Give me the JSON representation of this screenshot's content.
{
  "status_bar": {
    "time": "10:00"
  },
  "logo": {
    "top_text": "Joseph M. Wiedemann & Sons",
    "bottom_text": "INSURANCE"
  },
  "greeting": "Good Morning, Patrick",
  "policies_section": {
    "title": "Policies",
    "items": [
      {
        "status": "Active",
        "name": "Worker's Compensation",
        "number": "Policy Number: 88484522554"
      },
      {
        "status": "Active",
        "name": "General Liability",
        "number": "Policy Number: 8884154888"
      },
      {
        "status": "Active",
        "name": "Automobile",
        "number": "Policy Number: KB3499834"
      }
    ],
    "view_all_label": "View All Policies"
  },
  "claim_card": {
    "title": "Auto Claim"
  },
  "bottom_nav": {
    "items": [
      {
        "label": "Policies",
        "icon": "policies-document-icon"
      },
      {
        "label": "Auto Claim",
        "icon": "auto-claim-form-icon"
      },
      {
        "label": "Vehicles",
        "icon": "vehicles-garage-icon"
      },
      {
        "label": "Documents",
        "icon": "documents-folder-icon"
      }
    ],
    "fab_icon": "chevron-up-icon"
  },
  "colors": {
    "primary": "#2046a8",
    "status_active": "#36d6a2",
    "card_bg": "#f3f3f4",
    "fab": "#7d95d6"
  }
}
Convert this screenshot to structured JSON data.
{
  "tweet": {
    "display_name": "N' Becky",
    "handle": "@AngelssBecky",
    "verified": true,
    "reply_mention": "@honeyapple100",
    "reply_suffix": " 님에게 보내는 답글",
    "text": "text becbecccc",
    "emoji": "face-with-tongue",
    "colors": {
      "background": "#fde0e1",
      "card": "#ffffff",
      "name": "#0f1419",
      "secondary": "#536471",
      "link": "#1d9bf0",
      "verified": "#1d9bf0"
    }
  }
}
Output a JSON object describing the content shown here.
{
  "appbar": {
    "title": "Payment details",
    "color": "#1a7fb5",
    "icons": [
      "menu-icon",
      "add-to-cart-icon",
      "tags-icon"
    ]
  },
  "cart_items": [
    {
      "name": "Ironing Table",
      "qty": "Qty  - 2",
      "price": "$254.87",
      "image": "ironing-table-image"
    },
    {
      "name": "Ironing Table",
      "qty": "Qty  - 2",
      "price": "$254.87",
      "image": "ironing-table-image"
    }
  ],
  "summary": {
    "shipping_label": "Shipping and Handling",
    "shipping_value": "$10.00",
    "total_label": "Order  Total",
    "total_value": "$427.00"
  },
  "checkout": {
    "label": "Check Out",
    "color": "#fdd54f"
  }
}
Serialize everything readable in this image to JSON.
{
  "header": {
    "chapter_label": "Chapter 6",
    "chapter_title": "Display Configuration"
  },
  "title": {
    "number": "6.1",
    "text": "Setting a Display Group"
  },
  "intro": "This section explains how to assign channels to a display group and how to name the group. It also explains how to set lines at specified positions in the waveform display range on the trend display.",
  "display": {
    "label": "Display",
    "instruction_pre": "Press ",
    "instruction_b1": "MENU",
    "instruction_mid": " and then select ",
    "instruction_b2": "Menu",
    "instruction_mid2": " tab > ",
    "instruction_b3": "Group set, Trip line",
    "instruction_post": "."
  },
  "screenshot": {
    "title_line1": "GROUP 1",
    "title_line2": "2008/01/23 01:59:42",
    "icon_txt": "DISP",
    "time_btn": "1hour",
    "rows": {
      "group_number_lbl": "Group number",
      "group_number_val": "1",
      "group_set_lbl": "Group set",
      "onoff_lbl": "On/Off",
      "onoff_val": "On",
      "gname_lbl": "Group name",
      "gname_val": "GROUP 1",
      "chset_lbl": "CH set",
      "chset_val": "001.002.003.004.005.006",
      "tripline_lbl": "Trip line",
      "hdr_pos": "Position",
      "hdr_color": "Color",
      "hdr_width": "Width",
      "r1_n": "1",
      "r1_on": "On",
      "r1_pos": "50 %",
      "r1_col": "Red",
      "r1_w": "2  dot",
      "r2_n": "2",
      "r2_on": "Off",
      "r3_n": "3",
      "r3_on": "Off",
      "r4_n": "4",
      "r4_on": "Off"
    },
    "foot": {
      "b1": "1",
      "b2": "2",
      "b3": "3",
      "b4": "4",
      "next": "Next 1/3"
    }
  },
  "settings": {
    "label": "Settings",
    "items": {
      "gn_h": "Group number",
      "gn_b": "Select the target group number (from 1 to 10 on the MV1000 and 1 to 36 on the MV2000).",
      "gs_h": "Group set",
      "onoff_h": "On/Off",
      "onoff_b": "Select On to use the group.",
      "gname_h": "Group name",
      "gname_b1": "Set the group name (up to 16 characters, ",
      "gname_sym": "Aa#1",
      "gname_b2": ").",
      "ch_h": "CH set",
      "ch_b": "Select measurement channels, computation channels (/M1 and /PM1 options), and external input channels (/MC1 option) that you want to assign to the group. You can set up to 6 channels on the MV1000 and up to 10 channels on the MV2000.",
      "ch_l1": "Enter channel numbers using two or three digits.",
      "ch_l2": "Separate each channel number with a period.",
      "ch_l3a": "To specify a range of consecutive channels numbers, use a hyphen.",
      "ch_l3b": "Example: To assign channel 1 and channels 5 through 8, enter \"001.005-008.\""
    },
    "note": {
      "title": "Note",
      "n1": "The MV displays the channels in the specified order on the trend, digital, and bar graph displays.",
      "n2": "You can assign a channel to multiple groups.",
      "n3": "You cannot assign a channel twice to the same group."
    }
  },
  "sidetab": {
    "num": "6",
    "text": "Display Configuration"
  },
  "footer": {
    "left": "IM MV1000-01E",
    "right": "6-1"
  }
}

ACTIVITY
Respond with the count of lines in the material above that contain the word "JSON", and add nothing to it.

ANSWER TO THIS TASK
4